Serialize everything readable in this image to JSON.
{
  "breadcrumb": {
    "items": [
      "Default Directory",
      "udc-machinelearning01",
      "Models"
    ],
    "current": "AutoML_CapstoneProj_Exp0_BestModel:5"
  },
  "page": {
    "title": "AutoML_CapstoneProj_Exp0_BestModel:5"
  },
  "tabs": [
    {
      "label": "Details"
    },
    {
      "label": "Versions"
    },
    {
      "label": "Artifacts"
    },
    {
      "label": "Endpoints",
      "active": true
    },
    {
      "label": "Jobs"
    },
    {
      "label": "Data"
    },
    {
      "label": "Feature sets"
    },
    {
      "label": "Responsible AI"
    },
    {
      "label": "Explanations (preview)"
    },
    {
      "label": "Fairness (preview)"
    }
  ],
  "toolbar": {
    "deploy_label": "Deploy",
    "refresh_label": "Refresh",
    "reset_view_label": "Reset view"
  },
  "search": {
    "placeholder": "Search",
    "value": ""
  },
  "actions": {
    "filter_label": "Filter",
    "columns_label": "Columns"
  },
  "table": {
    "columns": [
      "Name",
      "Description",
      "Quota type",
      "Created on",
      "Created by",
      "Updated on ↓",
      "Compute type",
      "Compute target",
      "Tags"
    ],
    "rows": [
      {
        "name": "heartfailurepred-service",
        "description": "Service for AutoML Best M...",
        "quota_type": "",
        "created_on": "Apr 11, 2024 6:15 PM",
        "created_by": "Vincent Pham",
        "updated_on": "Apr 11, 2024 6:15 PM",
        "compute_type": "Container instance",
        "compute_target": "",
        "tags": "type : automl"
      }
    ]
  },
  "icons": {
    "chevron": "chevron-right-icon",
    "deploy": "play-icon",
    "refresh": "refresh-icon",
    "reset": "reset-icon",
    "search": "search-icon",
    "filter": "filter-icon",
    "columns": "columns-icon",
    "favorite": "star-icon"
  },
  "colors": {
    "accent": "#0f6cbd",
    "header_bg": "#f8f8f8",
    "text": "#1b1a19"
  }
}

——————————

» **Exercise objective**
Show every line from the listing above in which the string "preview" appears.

» **Response**
      "label": "Explanations (preview)"
      "label": "Fairness (preview)"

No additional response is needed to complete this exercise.